Another (late) Friday Fuckwit - "Someone's Gotta Go" reality show

Even by reality TV standard,  this show hits a new low:

The Fox network is letting employees of some troubled small businesses decide which one of their colleagues will be laid off and turning the results into a reality show.

The series, "Someone's Gotta Go," is in production, but Fox wouldn't say on Wednesday when it would go on the air.

Each episode will feature a company with about 15 or 20 employees that needs to cut costs because of the economy. Instead of the boss deciding who is fired, the company will open its books to show everyone's salaries and let the employees make the call.

In an inverse to "The Apprentice," the chosen one loses, instead of gets, a job.

Fox says the laid-off worker will get a small severance, but isn't saying whether the network or producers are paying the participants in anything beyond the chance for prime-time fame. Fox is developing the show with Endemol USA, the company behind "Big Brother," "Deal or No Deal" and "Fear Factor."
...Mike Darnell, chief of alternative programming at Fox, said everyone who participates in the show knows fully what they are doing.

"I feel that it's part of the times that we are living in," Darnell said. "It's certainly no worse than watching the news every night and hearing all the statistics and watching what is happening. To be frank, like all these shows, if you don't want to watch, don't watch it."

He envisions it as a story about employee empowerment. Many people in the workplace can relate to seeing a colleague laid off and wondered why someone else they perceived as less valuable kept their job, he said.

Darnell said he wasn't concerned about the emotional fallout in a workplace after "Someone's Gotta Go," where an employee might be left to work with a colleague they'd just said on national television should be fired.

"Sounds like good reality television," he said. "You just described a good concept for a reality TV show."

Not quite how I understand 'employee empowerment,' what about them working together to support each other, run their own companies, fight to keep jobs for all of them? Says it all that Darnell isn't concerning about people's emotions or welfare or how they will continue working together afterwards. And what of the person chosen to be fired, yeah that's going to feel great , no job and also feeling unwanted and unpopular by your workmates. Dog eat dog indeed. 

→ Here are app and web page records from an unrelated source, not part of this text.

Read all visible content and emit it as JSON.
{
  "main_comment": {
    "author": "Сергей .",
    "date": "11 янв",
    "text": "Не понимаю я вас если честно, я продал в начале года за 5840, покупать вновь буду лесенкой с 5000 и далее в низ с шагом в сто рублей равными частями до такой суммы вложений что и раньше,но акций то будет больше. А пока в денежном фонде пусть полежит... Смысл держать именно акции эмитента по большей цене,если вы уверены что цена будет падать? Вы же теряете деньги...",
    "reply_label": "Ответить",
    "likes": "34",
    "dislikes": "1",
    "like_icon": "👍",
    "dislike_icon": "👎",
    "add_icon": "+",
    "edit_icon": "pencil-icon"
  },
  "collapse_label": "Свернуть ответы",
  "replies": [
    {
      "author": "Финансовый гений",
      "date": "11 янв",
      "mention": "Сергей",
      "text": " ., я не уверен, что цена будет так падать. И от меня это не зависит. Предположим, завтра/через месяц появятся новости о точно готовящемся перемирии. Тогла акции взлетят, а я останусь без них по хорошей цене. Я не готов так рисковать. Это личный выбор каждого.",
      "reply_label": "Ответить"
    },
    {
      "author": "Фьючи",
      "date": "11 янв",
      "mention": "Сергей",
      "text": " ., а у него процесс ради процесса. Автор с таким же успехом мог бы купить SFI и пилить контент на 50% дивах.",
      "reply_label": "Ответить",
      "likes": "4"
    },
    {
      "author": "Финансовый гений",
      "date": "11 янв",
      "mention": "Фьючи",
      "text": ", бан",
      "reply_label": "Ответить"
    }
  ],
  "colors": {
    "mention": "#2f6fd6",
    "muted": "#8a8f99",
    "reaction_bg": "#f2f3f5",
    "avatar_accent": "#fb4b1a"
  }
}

Still it suits the companies, a divided workforce is a lot weaker, at each others throats rather than the bosses, plus making money for the TV company.

Workers of the world unite !